§ **WHAT IS REQUIRED**: Extract each line of the records below that contains the word "title".

§ **EXERCISE MATERIAL**:
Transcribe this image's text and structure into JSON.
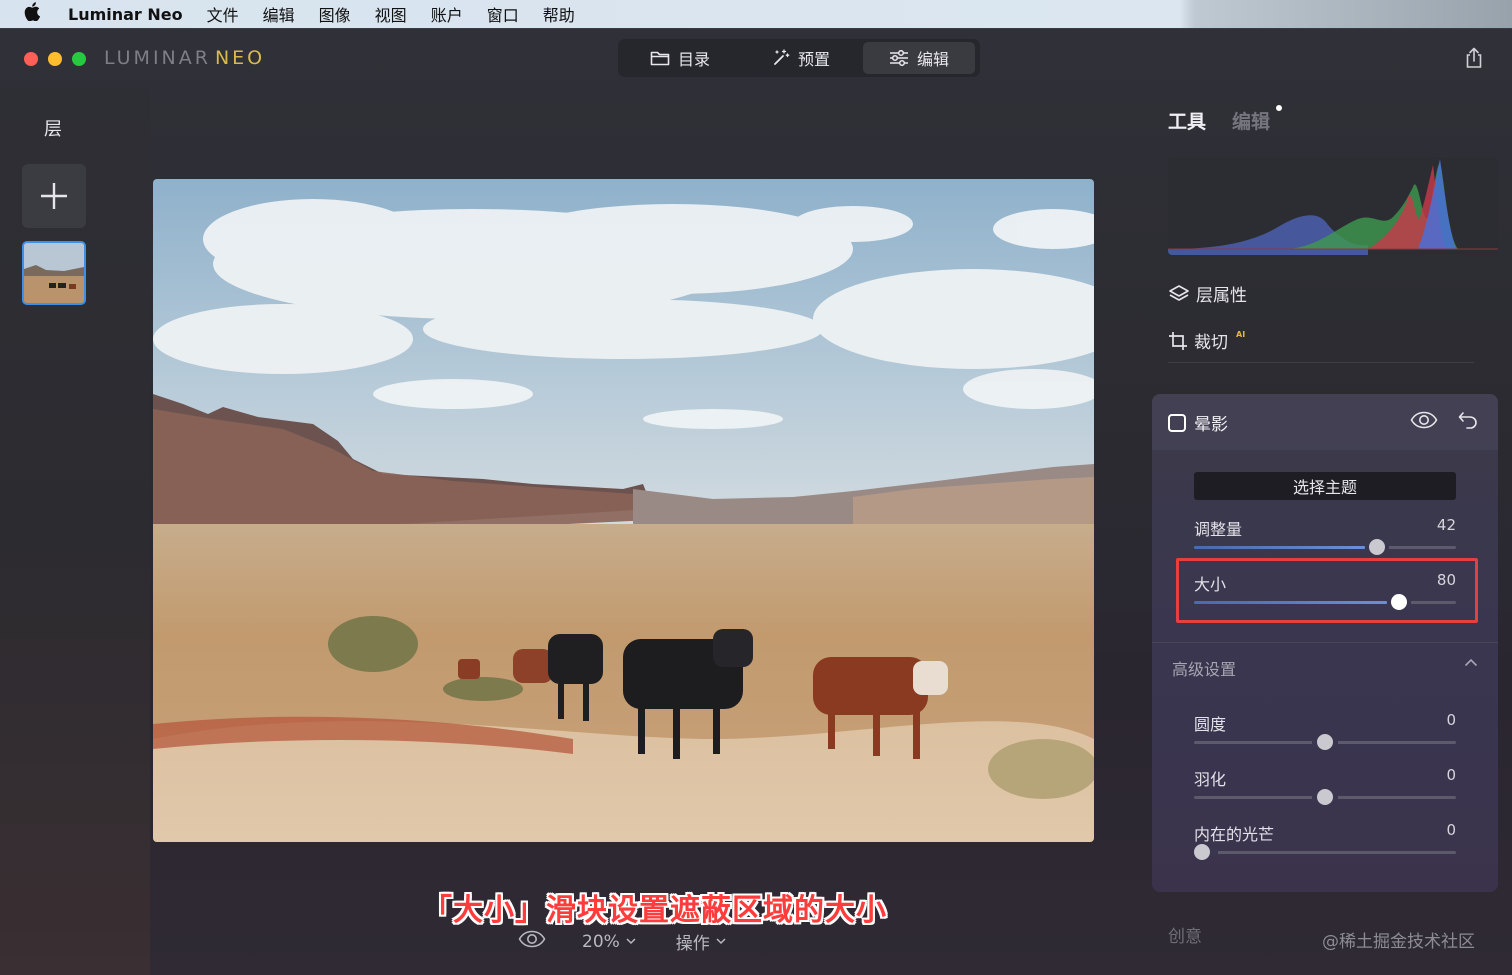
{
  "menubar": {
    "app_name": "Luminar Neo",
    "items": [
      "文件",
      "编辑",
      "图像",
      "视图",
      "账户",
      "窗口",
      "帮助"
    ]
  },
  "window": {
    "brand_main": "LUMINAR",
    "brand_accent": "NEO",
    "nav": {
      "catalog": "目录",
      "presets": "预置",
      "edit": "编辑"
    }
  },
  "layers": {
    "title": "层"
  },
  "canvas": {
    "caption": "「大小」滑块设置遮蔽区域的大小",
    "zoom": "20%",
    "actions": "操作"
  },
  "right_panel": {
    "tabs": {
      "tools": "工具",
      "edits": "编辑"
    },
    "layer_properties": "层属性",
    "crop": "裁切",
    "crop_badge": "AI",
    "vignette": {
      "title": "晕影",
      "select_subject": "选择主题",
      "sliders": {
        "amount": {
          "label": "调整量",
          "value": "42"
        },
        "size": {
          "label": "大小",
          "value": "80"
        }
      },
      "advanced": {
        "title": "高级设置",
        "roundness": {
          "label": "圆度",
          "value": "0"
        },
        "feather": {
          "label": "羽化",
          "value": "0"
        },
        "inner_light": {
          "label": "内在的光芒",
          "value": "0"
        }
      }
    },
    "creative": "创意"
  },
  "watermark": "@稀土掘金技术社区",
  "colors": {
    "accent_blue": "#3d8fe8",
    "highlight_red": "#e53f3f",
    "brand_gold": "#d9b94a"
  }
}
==
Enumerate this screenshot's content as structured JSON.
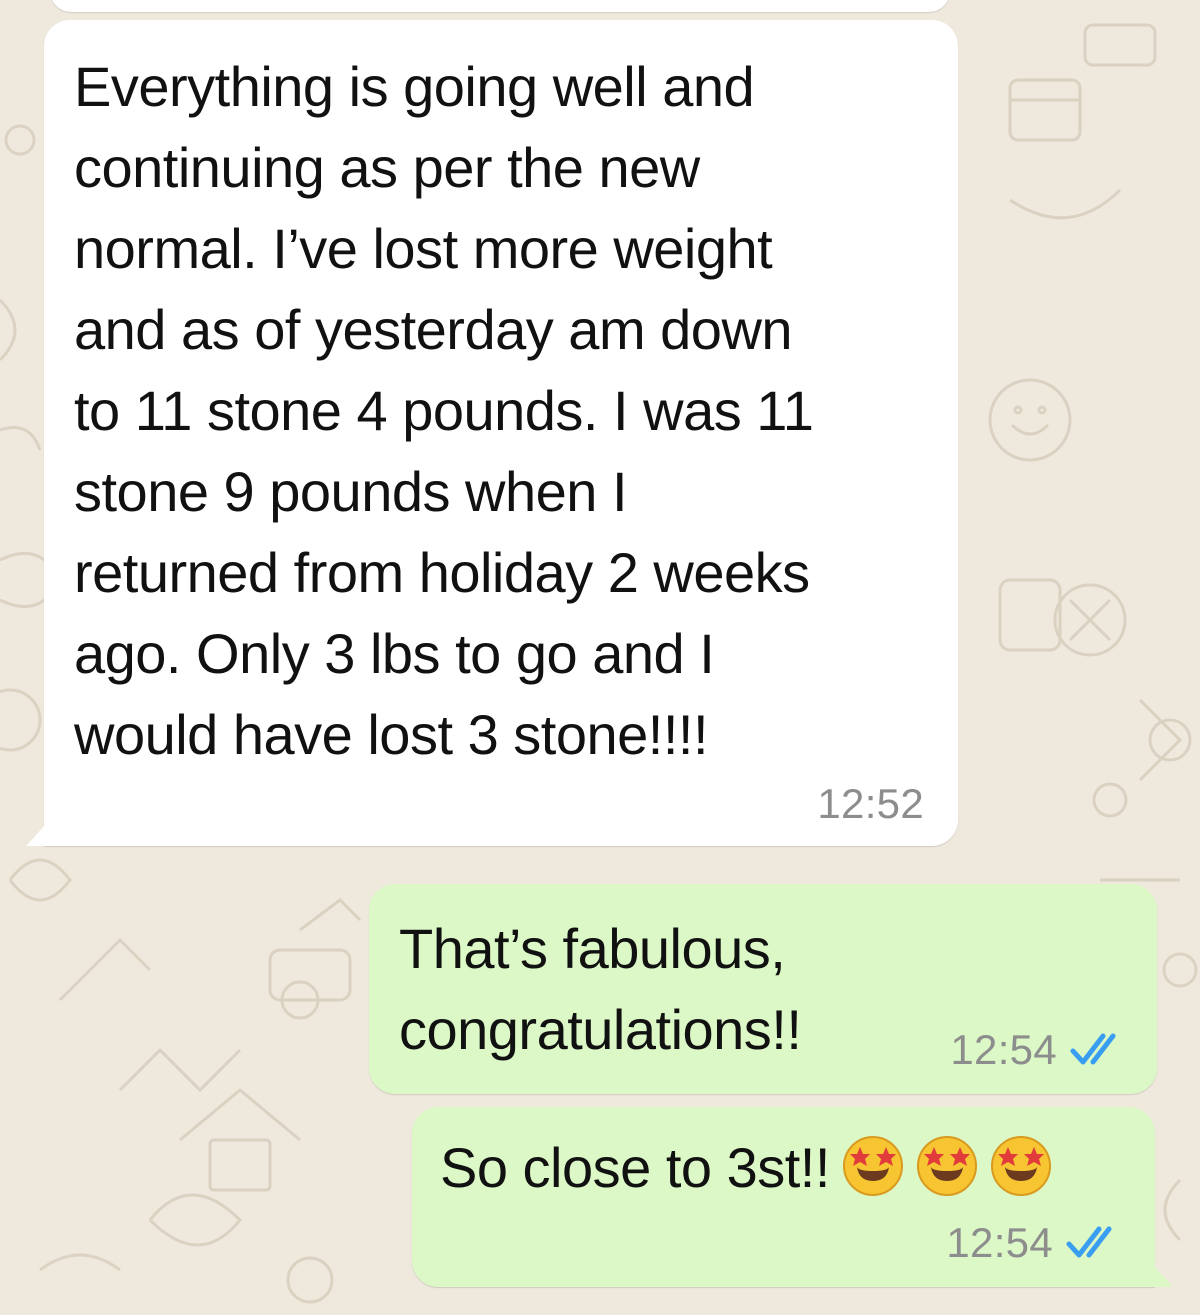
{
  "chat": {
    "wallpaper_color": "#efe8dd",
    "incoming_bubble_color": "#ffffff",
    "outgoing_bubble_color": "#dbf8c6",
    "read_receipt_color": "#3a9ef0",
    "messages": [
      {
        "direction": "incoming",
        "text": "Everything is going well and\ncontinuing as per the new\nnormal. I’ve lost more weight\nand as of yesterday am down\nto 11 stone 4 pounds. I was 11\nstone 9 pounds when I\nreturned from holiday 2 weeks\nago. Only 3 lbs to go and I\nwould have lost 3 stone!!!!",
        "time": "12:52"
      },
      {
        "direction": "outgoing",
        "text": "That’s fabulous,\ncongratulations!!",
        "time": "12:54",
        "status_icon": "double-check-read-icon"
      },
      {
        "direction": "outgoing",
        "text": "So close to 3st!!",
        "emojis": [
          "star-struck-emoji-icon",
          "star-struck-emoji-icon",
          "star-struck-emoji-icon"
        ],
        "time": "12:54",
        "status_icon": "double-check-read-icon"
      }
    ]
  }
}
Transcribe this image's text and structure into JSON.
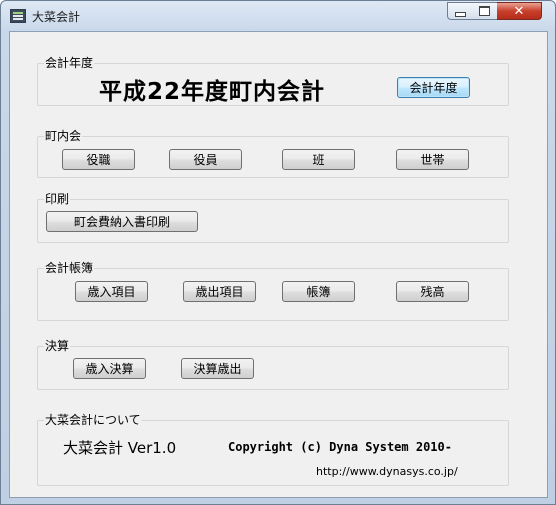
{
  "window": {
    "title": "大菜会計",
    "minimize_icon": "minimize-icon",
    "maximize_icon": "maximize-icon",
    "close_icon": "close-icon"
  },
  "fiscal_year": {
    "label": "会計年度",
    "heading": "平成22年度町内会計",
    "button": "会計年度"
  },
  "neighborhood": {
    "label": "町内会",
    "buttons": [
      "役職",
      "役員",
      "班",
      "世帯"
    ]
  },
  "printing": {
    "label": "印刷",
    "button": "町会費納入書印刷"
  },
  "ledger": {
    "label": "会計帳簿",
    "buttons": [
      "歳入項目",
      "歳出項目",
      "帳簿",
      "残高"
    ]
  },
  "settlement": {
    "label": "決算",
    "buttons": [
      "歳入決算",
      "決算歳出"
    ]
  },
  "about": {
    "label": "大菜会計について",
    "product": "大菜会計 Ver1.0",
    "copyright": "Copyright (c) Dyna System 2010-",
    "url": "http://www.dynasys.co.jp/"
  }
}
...
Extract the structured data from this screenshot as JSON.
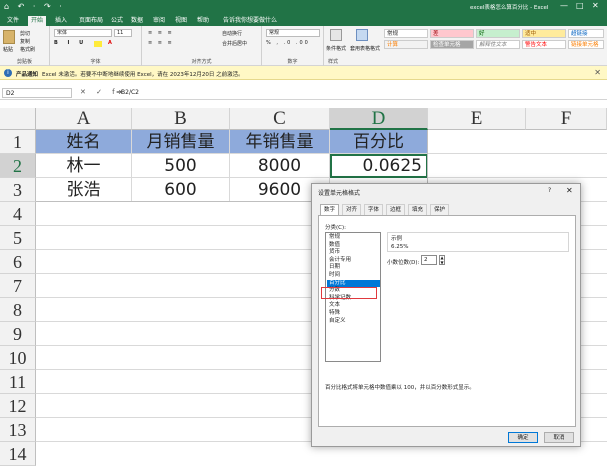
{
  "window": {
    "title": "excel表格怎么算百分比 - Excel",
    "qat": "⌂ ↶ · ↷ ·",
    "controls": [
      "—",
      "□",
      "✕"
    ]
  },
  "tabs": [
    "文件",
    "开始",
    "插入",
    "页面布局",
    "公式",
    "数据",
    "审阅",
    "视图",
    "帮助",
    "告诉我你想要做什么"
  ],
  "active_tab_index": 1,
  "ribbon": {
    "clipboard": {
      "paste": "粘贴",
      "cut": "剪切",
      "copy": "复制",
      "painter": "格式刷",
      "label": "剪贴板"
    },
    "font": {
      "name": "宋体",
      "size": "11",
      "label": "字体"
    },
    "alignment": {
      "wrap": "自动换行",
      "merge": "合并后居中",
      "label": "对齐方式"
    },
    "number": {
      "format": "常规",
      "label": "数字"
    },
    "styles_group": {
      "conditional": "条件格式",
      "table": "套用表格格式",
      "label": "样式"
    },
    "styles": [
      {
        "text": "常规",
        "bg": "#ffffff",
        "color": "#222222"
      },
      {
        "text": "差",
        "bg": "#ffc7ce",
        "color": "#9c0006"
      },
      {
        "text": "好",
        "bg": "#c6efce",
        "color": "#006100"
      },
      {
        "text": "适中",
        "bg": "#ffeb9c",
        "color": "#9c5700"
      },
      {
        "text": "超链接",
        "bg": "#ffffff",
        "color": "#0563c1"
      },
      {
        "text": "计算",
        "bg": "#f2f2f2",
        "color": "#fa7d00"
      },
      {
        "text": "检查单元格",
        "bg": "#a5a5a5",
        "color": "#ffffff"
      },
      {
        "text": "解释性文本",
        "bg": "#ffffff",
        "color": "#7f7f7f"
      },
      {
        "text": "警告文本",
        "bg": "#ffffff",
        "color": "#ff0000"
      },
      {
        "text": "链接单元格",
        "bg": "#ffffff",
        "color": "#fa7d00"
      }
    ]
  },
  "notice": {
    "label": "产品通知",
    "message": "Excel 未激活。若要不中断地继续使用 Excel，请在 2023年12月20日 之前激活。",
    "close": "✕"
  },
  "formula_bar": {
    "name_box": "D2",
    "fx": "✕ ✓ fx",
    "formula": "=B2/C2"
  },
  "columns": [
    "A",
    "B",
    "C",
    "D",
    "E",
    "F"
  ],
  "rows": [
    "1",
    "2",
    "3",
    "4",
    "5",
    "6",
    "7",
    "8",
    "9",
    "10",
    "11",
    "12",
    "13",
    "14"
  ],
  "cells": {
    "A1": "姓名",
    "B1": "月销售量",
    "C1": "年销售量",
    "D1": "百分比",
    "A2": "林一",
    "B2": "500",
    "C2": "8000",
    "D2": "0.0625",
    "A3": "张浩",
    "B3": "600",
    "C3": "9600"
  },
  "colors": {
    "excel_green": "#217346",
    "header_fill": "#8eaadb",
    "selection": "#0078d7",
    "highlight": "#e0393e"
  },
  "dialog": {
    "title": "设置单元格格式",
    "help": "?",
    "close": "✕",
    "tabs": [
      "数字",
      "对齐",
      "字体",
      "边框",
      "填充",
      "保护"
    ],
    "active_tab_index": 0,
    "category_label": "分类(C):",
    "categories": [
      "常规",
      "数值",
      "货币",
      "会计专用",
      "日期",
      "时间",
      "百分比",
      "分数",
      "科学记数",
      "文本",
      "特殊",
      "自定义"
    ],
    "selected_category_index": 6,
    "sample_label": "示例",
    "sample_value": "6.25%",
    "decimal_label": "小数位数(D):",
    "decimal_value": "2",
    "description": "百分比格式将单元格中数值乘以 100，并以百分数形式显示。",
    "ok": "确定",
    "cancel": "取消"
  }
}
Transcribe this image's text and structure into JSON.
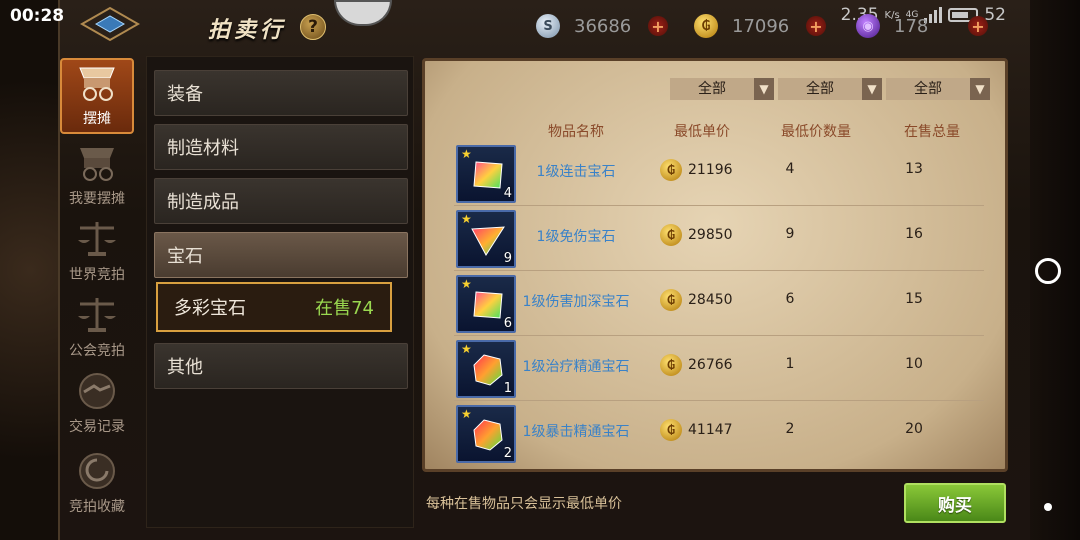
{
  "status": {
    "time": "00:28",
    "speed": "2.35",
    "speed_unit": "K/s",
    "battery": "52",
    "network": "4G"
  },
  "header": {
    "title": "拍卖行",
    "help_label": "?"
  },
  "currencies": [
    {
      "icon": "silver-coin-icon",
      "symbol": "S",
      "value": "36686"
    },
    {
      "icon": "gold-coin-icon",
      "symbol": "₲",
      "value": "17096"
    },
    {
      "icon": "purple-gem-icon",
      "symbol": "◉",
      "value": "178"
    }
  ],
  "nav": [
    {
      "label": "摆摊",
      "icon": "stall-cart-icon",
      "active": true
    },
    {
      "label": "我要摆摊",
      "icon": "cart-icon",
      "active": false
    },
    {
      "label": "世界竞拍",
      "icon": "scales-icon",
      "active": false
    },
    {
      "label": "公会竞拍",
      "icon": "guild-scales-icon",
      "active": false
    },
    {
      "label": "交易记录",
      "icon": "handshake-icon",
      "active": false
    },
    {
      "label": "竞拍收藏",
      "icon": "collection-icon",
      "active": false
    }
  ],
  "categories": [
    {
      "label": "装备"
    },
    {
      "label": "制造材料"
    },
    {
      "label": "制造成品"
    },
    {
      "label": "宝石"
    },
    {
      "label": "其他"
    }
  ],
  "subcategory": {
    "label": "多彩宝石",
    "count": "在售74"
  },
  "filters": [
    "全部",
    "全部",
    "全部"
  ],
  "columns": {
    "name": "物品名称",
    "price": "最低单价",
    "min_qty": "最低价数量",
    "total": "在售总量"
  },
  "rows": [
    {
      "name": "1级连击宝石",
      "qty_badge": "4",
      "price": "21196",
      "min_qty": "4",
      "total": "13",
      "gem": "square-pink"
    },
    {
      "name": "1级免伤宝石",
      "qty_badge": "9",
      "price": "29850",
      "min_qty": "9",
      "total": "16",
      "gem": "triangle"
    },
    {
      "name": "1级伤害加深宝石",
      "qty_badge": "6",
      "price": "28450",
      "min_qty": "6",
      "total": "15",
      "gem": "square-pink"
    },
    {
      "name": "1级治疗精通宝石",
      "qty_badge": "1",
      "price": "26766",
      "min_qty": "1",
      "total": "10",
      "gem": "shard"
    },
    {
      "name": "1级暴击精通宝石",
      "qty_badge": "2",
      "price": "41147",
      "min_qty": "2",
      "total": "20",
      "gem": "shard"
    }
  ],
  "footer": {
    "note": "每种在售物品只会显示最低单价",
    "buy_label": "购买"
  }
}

§ **ANSWER FOR THIS EXERCISE**:
    "title": "层"
      "title": "晕影",
        "title": "高级设置",
    "title": "大菜会計",
    "title": "excel表格怎么算百分比 - Excel",
    "title": "设置单元格格式",
    "title": "拍卖行",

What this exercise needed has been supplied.